Segment Start: Input

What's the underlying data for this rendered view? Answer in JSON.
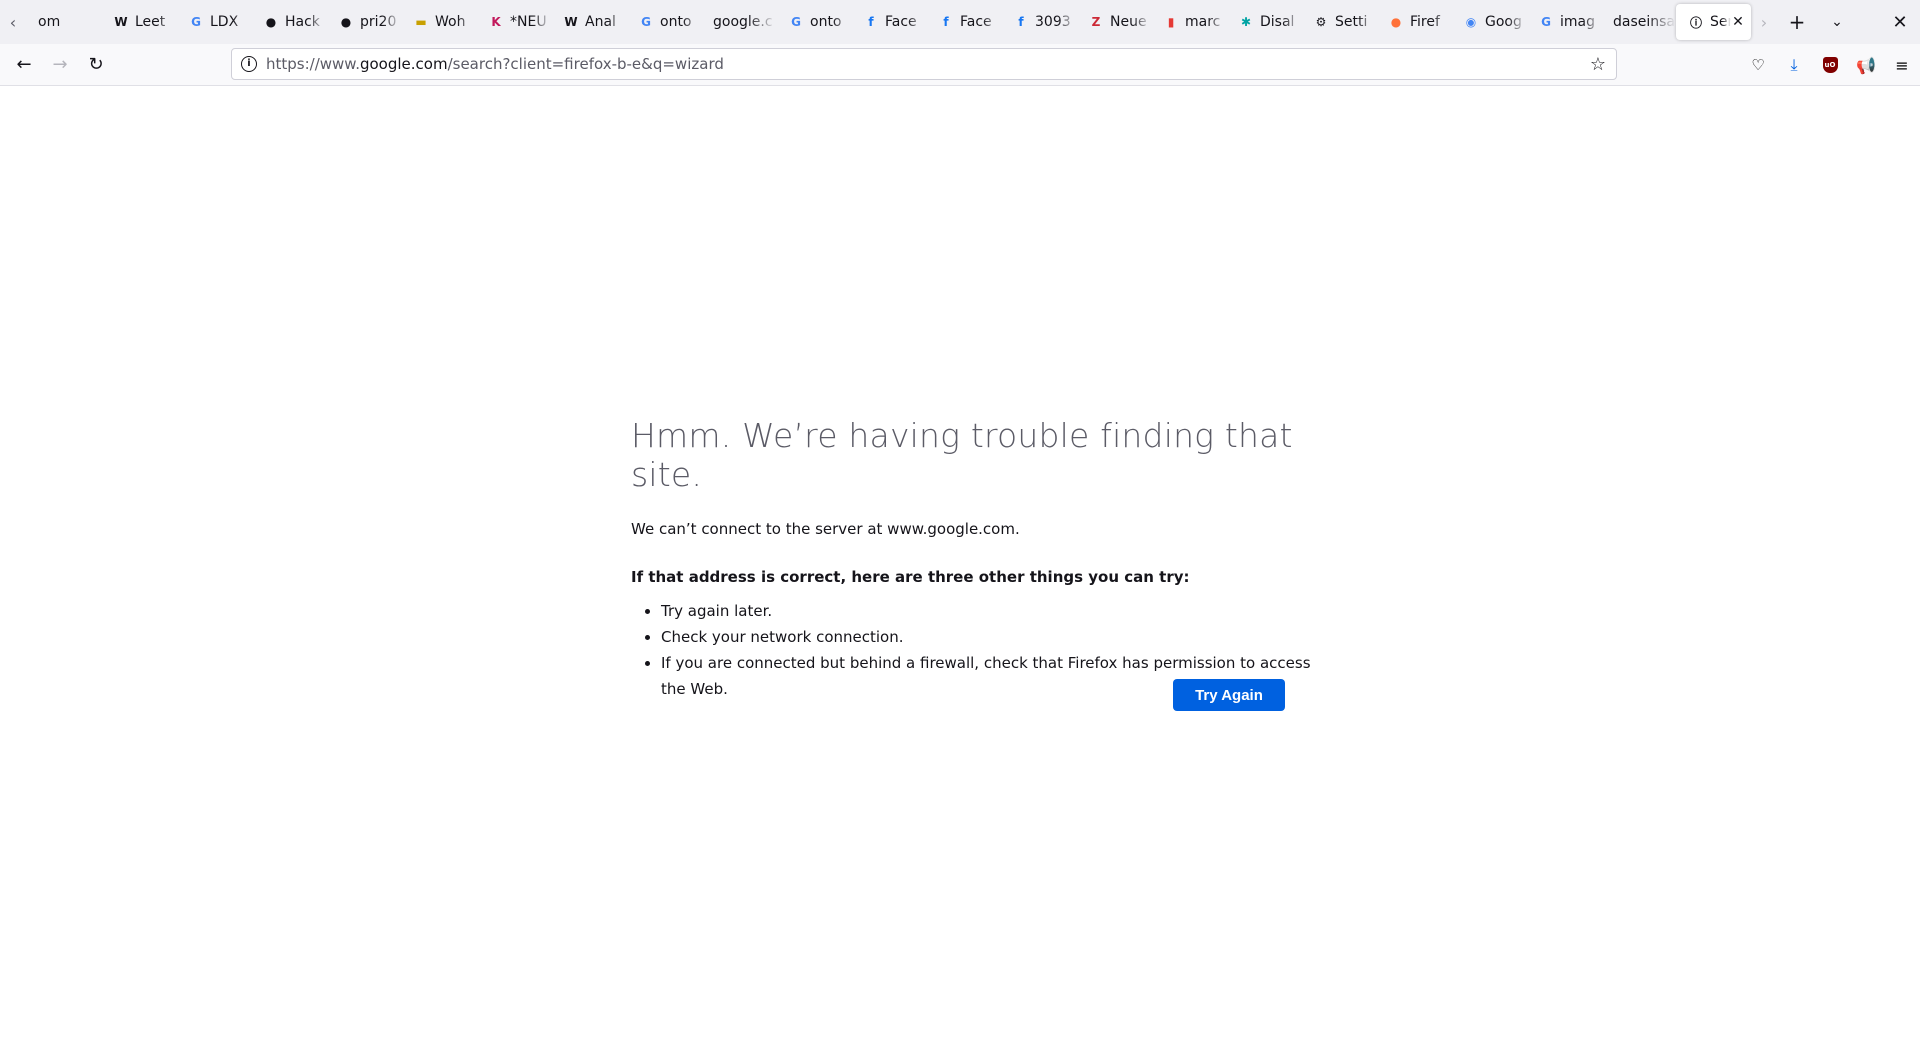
{
  "tabs": [
    {
      "label": "om",
      "icon": "tab-icon-generic",
      "icon_glyph": "",
      "icon_color": "#15141a"
    },
    {
      "label": "Leet",
      "icon": "wikipedia-icon",
      "icon_glyph": "W",
      "icon_color": "#15141a"
    },
    {
      "label": "LDX",
      "icon": "google-icon",
      "icon_glyph": "G",
      "icon_color": "#4285f4"
    },
    {
      "label": "Hack",
      "icon": "github-icon",
      "icon_glyph": "●",
      "icon_color": "#15141a"
    },
    {
      "label": "pri20",
      "icon": "github-icon",
      "icon_glyph": "●",
      "icon_color": "#15141a"
    },
    {
      "label": "Woh",
      "icon": "site-icon-yellow",
      "icon_glyph": "▬",
      "icon_color": "#c8a000"
    },
    {
      "label": "*NEU",
      "icon": "site-icon-k",
      "icon_glyph": "K",
      "icon_color": "#c2185b"
    },
    {
      "label": "Anal",
      "icon": "wikipedia-icon",
      "icon_glyph": "W",
      "icon_color": "#15141a"
    },
    {
      "label": "onto",
      "icon": "google-icon",
      "icon_glyph": "G",
      "icon_color": "#4285f4"
    },
    {
      "label": "google.c",
      "icon": "none",
      "icon_glyph": "",
      "icon_color": "#15141a"
    },
    {
      "label": "onto",
      "icon": "google-icon",
      "icon_glyph": "G",
      "icon_color": "#4285f4"
    },
    {
      "label": "Face",
      "icon": "facebook-icon",
      "icon_glyph": "f",
      "icon_color": "#1877f2"
    },
    {
      "label": "Face",
      "icon": "facebook-icon",
      "icon_glyph": "f",
      "icon_color": "#1877f2"
    },
    {
      "label": "3093",
      "icon": "facebook-icon",
      "icon_glyph": "f",
      "icon_color": "#1877f2"
    },
    {
      "label": "Neue",
      "icon": "zotero-icon",
      "icon_glyph": "Z",
      "icon_color": "#cc2936"
    },
    {
      "label": "marc",
      "icon": "site-icon-red",
      "icon_glyph": "▮",
      "icon_color": "#e53935"
    },
    {
      "label": "Disal",
      "icon": "puzzle-icon",
      "icon_glyph": "✱",
      "icon_color": "#00a3a3"
    },
    {
      "label": "Setti",
      "icon": "gear-icon",
      "icon_glyph": "⚙",
      "icon_color": "#15141a"
    },
    {
      "label": "Firef",
      "icon": "firefox-icon",
      "icon_glyph": "●",
      "icon_color": "#ff7139"
    },
    {
      "label": "Goog",
      "icon": "google-lens-icon",
      "icon_glyph": "◉",
      "icon_color": "#4285f4"
    },
    {
      "label": "imag",
      "icon": "google-icon",
      "icon_glyph": "G",
      "icon_color": "#4285f4"
    },
    {
      "label": "daseinsa",
      "icon": "none",
      "icon_glyph": "",
      "icon_color": "#15141a"
    },
    {
      "label": "Ser",
      "icon": "info-icon",
      "icon_glyph": "ⓘ",
      "icon_color": "#15141a",
      "active": true
    }
  ],
  "toolbar": {
    "url_prefix": "https://www.",
    "url_domain": "google.com",
    "url_path": "/search?client=firefox-b-e&q=wizard"
  },
  "error": {
    "title": "Hmm. We’re having trouble finding that site.",
    "description": "We can’t connect to the server at www.google.com.",
    "lead": "If that address is correct, here are three other things you can try:",
    "items": [
      "Try again later.",
      "Check your network connection.",
      "If you are connected but behind a firewall, check that Firefox has permission to access the Web."
    ],
    "button_label": "Try Again",
    "button_color": "#0061e0"
  }
}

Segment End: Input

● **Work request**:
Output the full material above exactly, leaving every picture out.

● **Answer section**:
What's the underlying data for this rendered view? Answer in JSON.
{
  "tabs": [
    {
      "label": "om",
      "icon": "tab-icon-generic",
      "icon_glyph": "",
      "icon_color": "#15141a"
    },
    {
      "label": "Leet",
      "icon": "wikipedia-icon",
      "icon_glyph": "W",
      "icon_color": "#15141a"
    },
    {
      "label": "LDX",
      "icon": "google-icon",
      "icon_glyph": "G",
      "icon_color": "#4285f4"
    },
    {
      "label": "Hack",
      "icon": "github-icon",
      "icon_glyph": "●",
      "icon_color": "#15141a"
    },
    {
      "label": "pri20",
      "icon": "github-icon",
      "icon_glyph": "●",
      "icon_color": "#15141a"
    },
    {
      "label": "Woh",
      "icon": "site-icon-yellow",
      "icon_glyph": "▬",
      "icon_color": "#c8a000"
    },
    {
      "label": "*NEU",
      "icon": "site-icon-k",
      "icon_glyph": "K",
      "icon_color": "#c2185b"
    },
    {
      "label": "Anal",
      "icon": "wikipedia-icon",
      "icon_glyph": "W",
      "icon_color": "#15141a"
    },
    {
      "label": "onto",
      "icon": "google-icon",
      "icon_glyph": "G",
      "icon_color": "#4285f4"
    },
    {
      "label": "google.c",
      "icon": "none",
      "icon_glyph": "",
      "icon_color": "#15141a"
    },
    {
      "label": "onto",
      "icon": "google-icon",
      "icon_glyph": "G",
      "icon_color": "#4285f4"
    },
    {
      "label": "Face",
      "icon": "facebook-icon",
      "icon_glyph": "f",
      "icon_color": "#1877f2"
    },
    {
      "label": "Face",
      "icon": "facebook-icon",
      "icon_glyph": "f",
      "icon_color": "#1877f2"
    },
    {
      "label": "3093",
      "icon": "facebook-icon",
      "icon_glyph": "f",
      "icon_color": "#1877f2"
    },
    {
      "label": "Neue",
      "icon": "zotero-icon",
      "icon_glyph": "Z",
      "icon_color": "#cc2936"
    },
    {
      "label": "marc",
      "icon": "site-icon-red",
      "icon_glyph": "▮",
      "icon_color": "#e53935"
    },
    {
      "label": "Disal",
      "icon": "puzzle-icon",
      "icon_glyph": "✱",
      "icon_color": "#00a3a3"
    },
    {
      "label": "Setti",
      "icon": "gear-icon",
      "icon_glyph": "⚙",
      "icon_color": "#15141a"
    },
    {
      "label": "Firef",
      "icon": "firefox-icon",
      "icon_glyph": "●",
      "icon_color": "#ff7139"
    },
    {
      "label": "Goog",
      "icon": "google-lens-icon",
      "icon_glyph": "◉",
      "icon_color": "#4285f4"
    },
    {
      "label": "imag",
      "icon": "google-icon",
      "icon_glyph": "G",
      "icon_color": "#4285f4"
    },
    {
      "label": "daseinsa",
      "icon": "none",
      "icon_glyph": "",
      "icon_color": "#15141a"
    },
    {
      "label": "Ser",
      "icon": "info-icon",
      "icon_glyph": "ⓘ",
      "icon_color": "#15141a",
      "active": true
    }
  ],
  "toolbar": {
    "url_prefix": "https://www.",
    "url_domain": "google.com",
    "url_path": "/search?client=firefox-b-e&q=wizard"
  },
  "error": {
    "title": "Hmm. We’re having trouble finding that site.",
    "description": "We can’t connect to the server at www.google.com.",
    "lead": "If that address is correct, here are three other things you can try:",
    "items": [
      "Try again later.",
      "Check your network connection.",
      "If you are connected but behind a firewall, check that Firefox has permission to access the Web."
    ],
    "button_label": "Try Again",
    "button_color": "#0061e0"
  }
}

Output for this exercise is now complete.